Measurement of cardiac function is often performed in mice after, for example, a myocardial infarction. Cardiac MRI is often used because it is noninvasive and provides high temporal and spatial resolution for the left and right ventricle. In animal cardiac MRI, the quality of the required electrocardiogram signal is variable and sometimes deteriorates over time, especially with infarcted hearts or cardiac hypertrophy. Therefore, we compared the self-gated IntraGateFLASH method with a prospectively triggered FLASH (fast low-angle shot) method in mice with myocardial infarcts (n?=?16) and in control mice (n?=?21). Mice with a myocardial infarct and control mice were imaged in a vertical 9.4-T MR system. Images of contiguous 1-mm slices were acquired from apex to base with prospective and self-gated methods. Data were processed to calculate cardiac function parameters for the left and right ventricle. The signal-to-noise and contrast-to-noise ratios were calculated in mid-ventricular slices. The signal-to-noise and contrast-to-noise ratios of the self-gated data were higher than those of the prospectively gated data. Differences between the two gating methods in the cardiac function parameters for both left and right ventricle (e.g. end-diastolic volumes) did not exceed the inter-observer variability in control or myocardial infarcted mice. Both methods gave comparable results with regard to the cardiac function parameters in both healthy control mice and mice with myocardial infarcts. Moreover, the self-gated method provided better signal-to-noise and contrast-to-noise ratios when the acquisition time was equal. In conclusion, the self-gated method is suitable for routine use in cardiac MRI in mice with myocardial infarcts as well as in control mice, and obviates the need for electrocardiogram triggering and respiratory gating.
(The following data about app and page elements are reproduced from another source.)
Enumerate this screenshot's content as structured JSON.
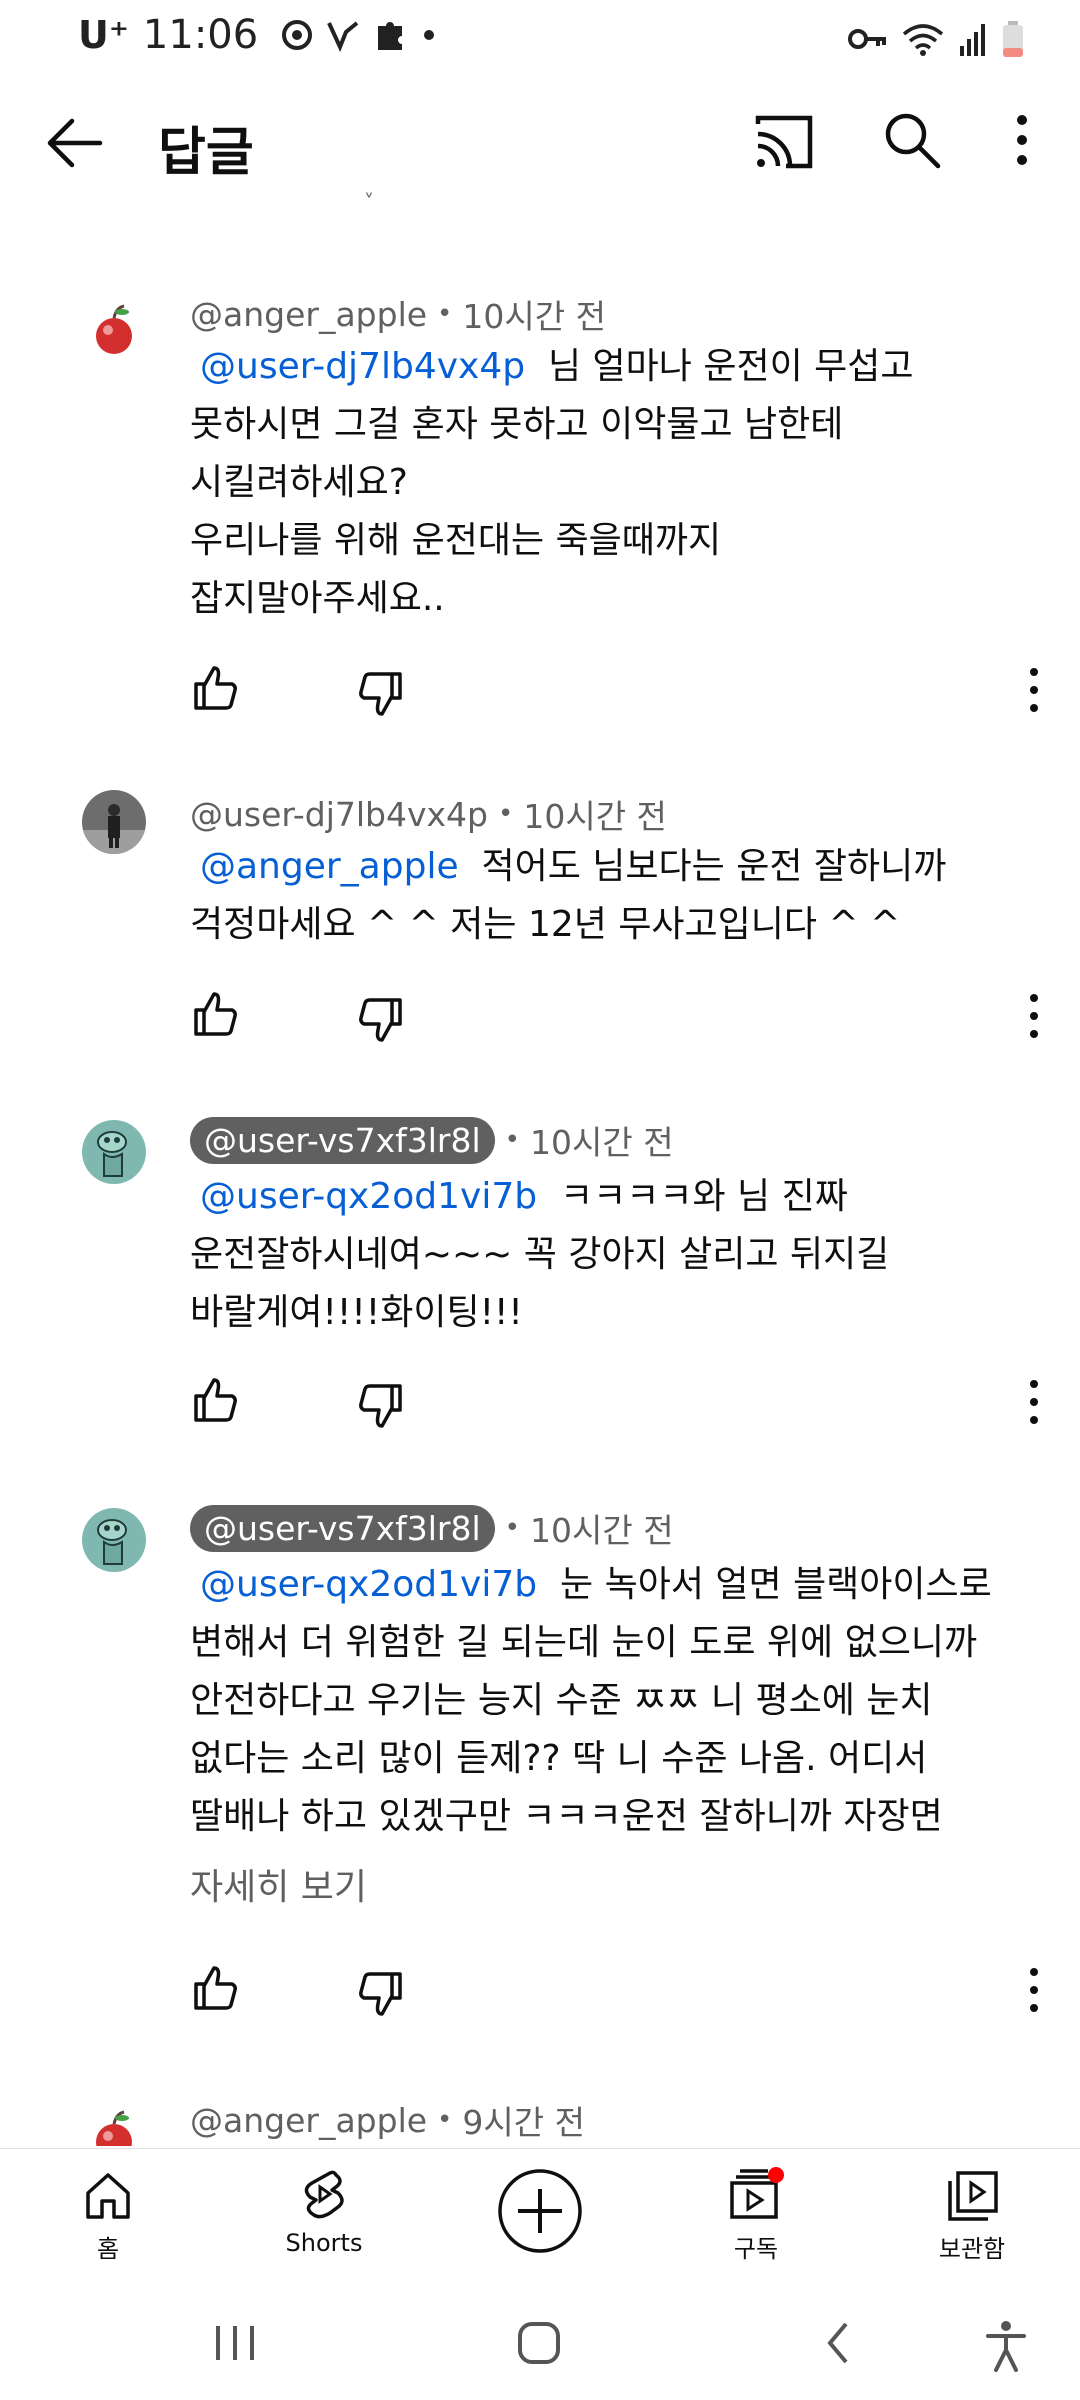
{
  "status_bar": {
    "carrier": "U⁺",
    "time": "11:06"
  },
  "app_bar": {
    "title": "답글"
  },
  "comments": [
    {
      "author": "@anger_apple",
      "time": "10시간 전",
      "mention": "@user-dj7lb4vx4p",
      "text": "님 얼마나 운전이 무섭고\n못하시면 그걸 혼자 못하고 이악물고 남한테\n시킬려하세요?\n우리나를 위해 운전대는 죽을때까지\n잡지말아주세요.."
    },
    {
      "author": "@user-dj7lb4vx4p",
      "time": "10시간 전",
      "mention": "@anger_apple",
      "text": "적어도 님보다는 운전 잘하니까\n걱정마세요 ^ ^ 저는 12년 무사고입니다 ^ ^"
    },
    {
      "author": "@user-vs7xf3lr8l",
      "time": "10시간 전",
      "mention": "@user-qx2od1vi7b",
      "text": "ㅋㅋㅋㅋ와 님 진짜\n운전잘하시네여~~~ 꼭 강아지 살리고 뒤지길\n바랄게여!!!!화이팅!!!"
    },
    {
      "author": "@user-vs7xf3lr8l",
      "time": "10시간 전",
      "mention": "@user-qx2od1vi7b",
      "text": "눈 녹아서 얼면 블랙아이스로\n변해서 더 위험한 길 되는데 눈이 도로 위에 없으니까\n안전하다고 우기는 능지 수준 ㅉㅉ 니 평소에 눈치\n없다는 소리 많이 듣제?? 딱 니 수준 나옴. 어디서\n딸배나 하고 있겠구만 ㅋㅋㅋ운전 잘하니까 자장면",
      "read_more": "자세히 보기"
    },
    {
      "author": "@anger_apple",
      "time": "9시간 전"
    }
  ],
  "bottom_nav": {
    "home": "홈",
    "shorts": "Shorts",
    "subscriptions": "구독",
    "library": "보관함"
  },
  "colors": {
    "mention": "#065fd4",
    "meta": "#606060",
    "notification_dot": "#ff0000"
  }
}
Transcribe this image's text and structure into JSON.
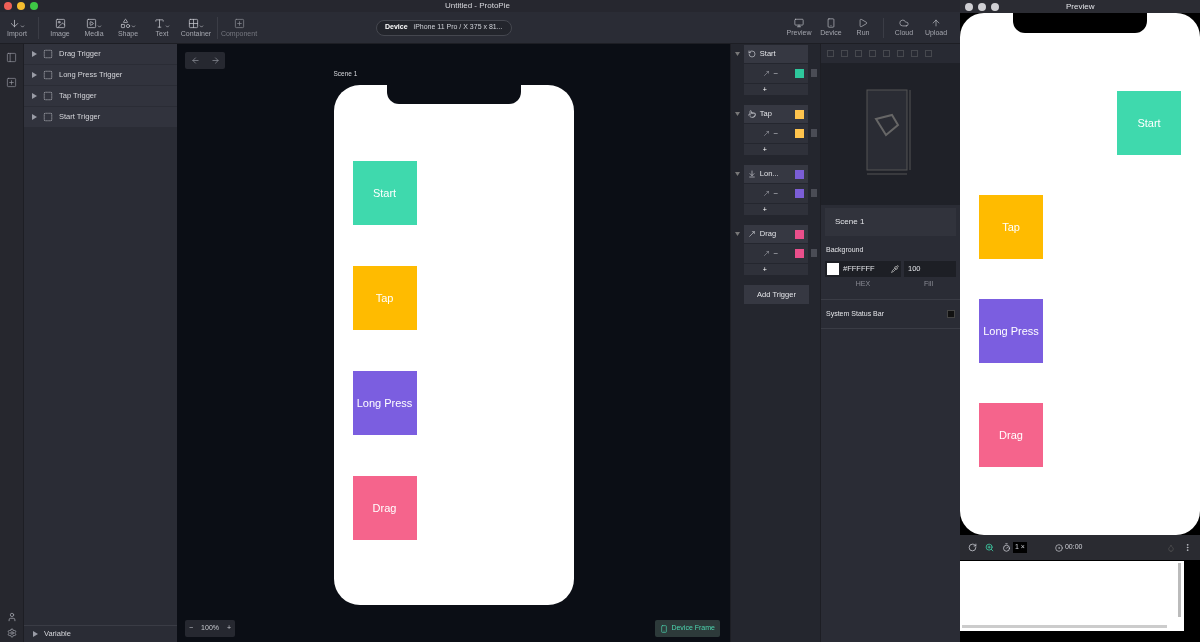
{
  "window": {
    "title": "Untitled - ProtoPie"
  },
  "toolbar": {
    "tools": [
      {
        "kind": "import",
        "label": "Import",
        "disabled": false,
        "menu": true
      },
      {
        "kind": "image",
        "label": "Image",
        "disabled": false,
        "menu": false
      },
      {
        "kind": "media",
        "label": "Media",
        "disabled": false,
        "menu": true
      },
      {
        "kind": "shape",
        "label": "Shape",
        "disabled": false,
        "menu": true
      },
      {
        "kind": "text",
        "label": "Text",
        "disabled": false,
        "menu": true
      },
      {
        "kind": "container",
        "label": "Container",
        "disabled": false,
        "menu": true
      },
      {
        "kind": "component",
        "label": "Component",
        "disabled": true,
        "menu": false
      }
    ],
    "device": {
      "label": "Device",
      "value": "iPhone 11 Pro / X  375 x 81..."
    },
    "right_tools": [
      {
        "kind": "preview",
        "label": "Preview"
      },
      {
        "kind": "device",
        "label": "Device"
      },
      {
        "kind": "run",
        "label": "Run"
      },
      {
        "kind": "cloud",
        "label": "Cloud"
      },
      {
        "kind": "upload",
        "label": "Upload"
      }
    ]
  },
  "layers": {
    "items": [
      {
        "label": "Drag Trigger"
      },
      {
        "label": "Long Press Trigger"
      },
      {
        "label": "Tap Trigger"
      },
      {
        "label": "Start Trigger"
      }
    ],
    "variable": "Variable"
  },
  "canvas": {
    "scene_label": "Scene 1",
    "zoom": {
      "minus": "−",
      "value": "100%",
      "plus": "+"
    },
    "device_frame": "Device Frame",
    "phone_layers": [
      {
        "label": "Start",
        "color": "#3fd9ad"
      },
      {
        "label": "Tap",
        "color": "#ffbb00"
      },
      {
        "label": "Long Press",
        "color": "#7b5ee0"
      },
      {
        "label": "Drag",
        "color": "#f5648c"
      }
    ]
  },
  "triggers": {
    "items": [
      {
        "kind": "start",
        "label": "Start",
        "response": {
          "dash": "–",
          "color": "#2ec79c"
        },
        "add": "+"
      },
      {
        "kind": "tap",
        "label": "Tap",
        "color": "#ffc44d",
        "response": {
          "dash": "–",
          "color": "#ffc44d"
        },
        "add": "+"
      },
      {
        "kind": "long_press",
        "label": "Lon...",
        "color": "#7b5ed6",
        "response": {
          "dash": "–",
          "color": "#7b5ed6"
        },
        "add": "+"
      },
      {
        "kind": "drag",
        "label": "Drag",
        "color": "#ea4f8b",
        "response": {
          "dash": "–",
          "color": "#ea4f8b"
        },
        "add": "+"
      }
    ],
    "add_trigger": "Add Trigger"
  },
  "properties": {
    "scene_name": "Scene 1",
    "background_label": "Background",
    "hex": "#FFFFFF",
    "hex_caption": "HEX",
    "fill": "100",
    "fill_caption": "Fill",
    "status_bar_label": "System Status Bar",
    "status_bar_checked": false
  },
  "preview": {
    "title": "Preview",
    "items": [
      {
        "label": "Start",
        "color": "#3fd9ad",
        "kind": "right"
      },
      {
        "label": "Tap",
        "color": "#ffbb00",
        "kind": "left"
      },
      {
        "label": "Long Press",
        "color": "#7b5ee0",
        "kind": "left"
      },
      {
        "label": "Drag",
        "color": "#f5648c",
        "kind": "left"
      }
    ],
    "speed": "1 ×",
    "timer": "00:00"
  }
}
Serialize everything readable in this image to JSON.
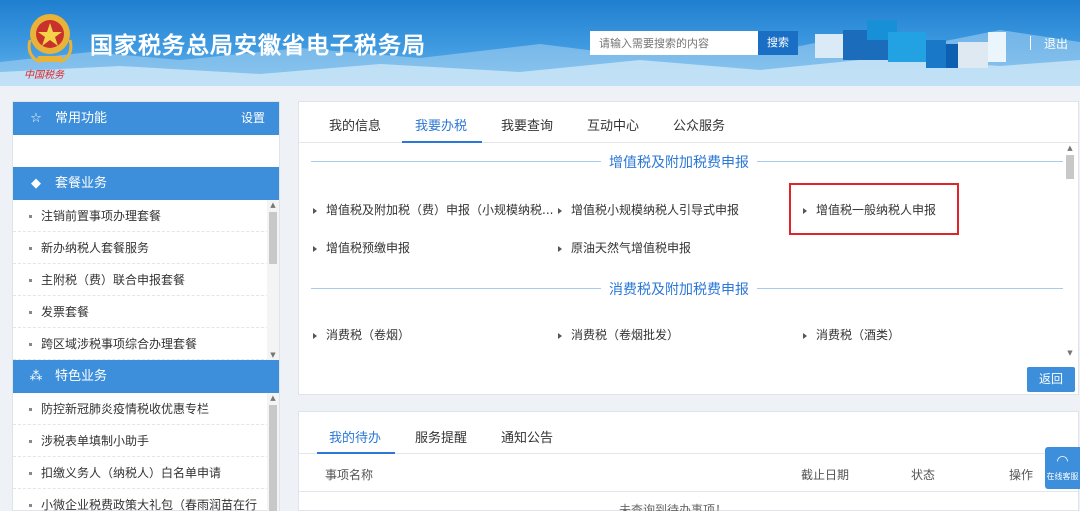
{
  "header": {
    "site_title": "国家税务总局安徽省电子税务局",
    "logo_text": "中国税务",
    "search_placeholder": "请输入需要搜索的内容",
    "search_button": "搜索",
    "logout": "退出"
  },
  "sidebar": {
    "common": {
      "title": "常用功能",
      "settings": "设置"
    },
    "package": {
      "title": "套餐业务",
      "items": [
        "注销前置事项办理套餐",
        "新办纳税人套餐服务",
        "主附税（费）联合申报套餐",
        "发票套餐",
        "跨区域涉税事项综合办理套餐"
      ]
    },
    "special": {
      "title": "特色业务",
      "items": [
        "防控新冠肺炎疫情税收优惠专栏",
        "涉税表单填制小助手",
        "扣缴义务人（纳税人）白名单申请",
        "小微企业税费政策大礼包（春雨润苗在行"
      ]
    }
  },
  "main": {
    "tabs": [
      "我的信息",
      "我要办税",
      "我要查询",
      "互动中心",
      "公众服务"
    ],
    "active_tab": "我要办税",
    "vat_section": {
      "title": "增值税及附加税费申报",
      "links": [
        "增值税及附加税（费）申报（小规模纳税...",
        "增值税小规模纳税人引导式申报",
        "增值税一般纳税人申报",
        "增值税预缴申报",
        "原油天然气增值税申报"
      ]
    },
    "consumption_section": {
      "title": "消费税及附加税费申报",
      "links": [
        "消费税（卷烟）",
        "消费税（卷烟批发）",
        "消费税（酒类）"
      ]
    },
    "back_button": "返回"
  },
  "todo": {
    "tabs": [
      "我的待办",
      "服务提醒",
      "通知公告"
    ],
    "active_tab": "我的待办",
    "columns": [
      "事项名称",
      "截止日期",
      "状态",
      "操作"
    ],
    "empty_text": "未查询到待办事项！"
  },
  "online_service": {
    "label": "在线客服"
  },
  "colors": {
    "accent": "#2b78d6",
    "sidebar_head": "#3d8fdb",
    "highlight": "#e0242a"
  }
}
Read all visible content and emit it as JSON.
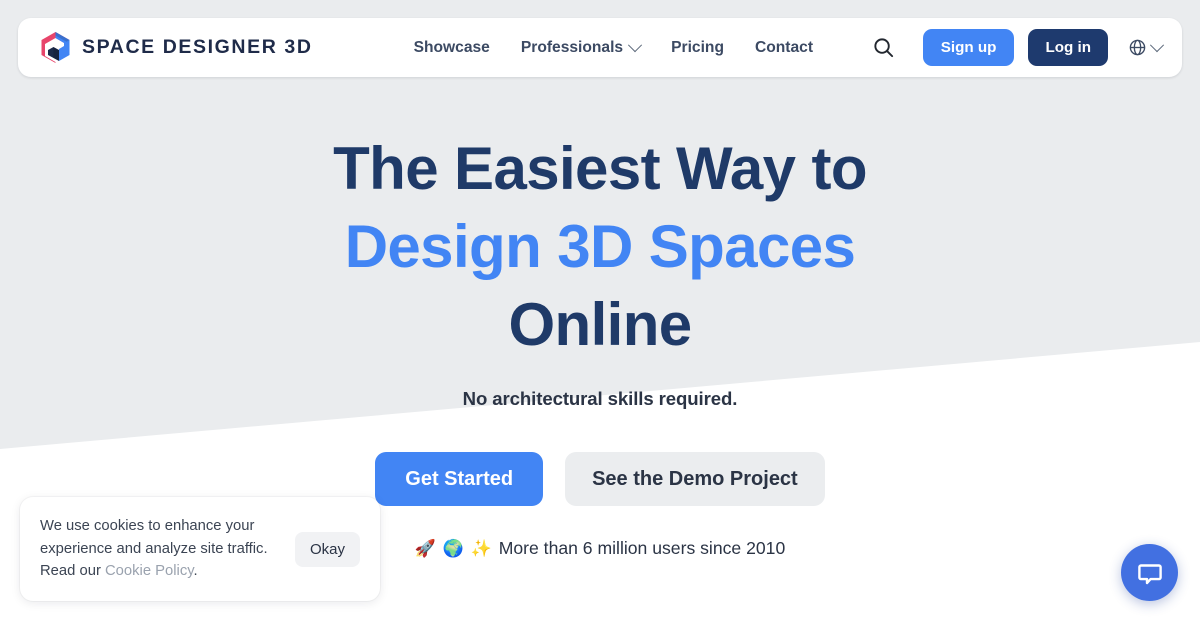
{
  "brand": {
    "name": "SPACE DESIGNER 3D",
    "logo_icon": "hexagon-house-logo-icon",
    "colors": {
      "left": "#e8456b",
      "right": "#4285f4",
      "dark": "#1b2a4a"
    }
  },
  "header": {
    "nav": [
      {
        "label": "Showcase",
        "has_dropdown": false
      },
      {
        "label": "Professionals",
        "has_dropdown": true
      },
      {
        "label": "Pricing",
        "has_dropdown": false
      },
      {
        "label": "Contact",
        "has_dropdown": false
      }
    ],
    "search_icon": "search-icon",
    "signup_label": "Sign up",
    "login_label": "Log in",
    "language_icon": "globe-icon",
    "language_chevron_icon": "chevron-down-icon"
  },
  "hero": {
    "title_line1": "The Easiest Way to",
    "title_line2": "Design 3D Spaces",
    "title_line3": "Online",
    "subtitle": "No architectural skills required.",
    "cta_primary": "Get Started",
    "cta_secondary": "See the Demo Project",
    "stat_emoji": "🚀 🌍 ✨",
    "stat_text": "More than 6 million users since 2010"
  },
  "cookie": {
    "text_part1": "We use cookies to enhance your experience and analyze site traffic. Read our ",
    "policy_link": "Cookie Policy",
    "text_part2": ".",
    "accept_label": "Okay"
  },
  "chat": {
    "icon": "chat-bubble-icon",
    "color": "#4270e1"
  },
  "theme": {
    "page_background": "#ffffff",
    "hero_background": "#eaecee",
    "accent_blue": "#4285f4",
    "navy": "#1e3a6e",
    "heading_navy": "#1f3a68"
  }
}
In both gating methods, more than 10 frames per cardiac cycle are recommended.
- cardiac MRI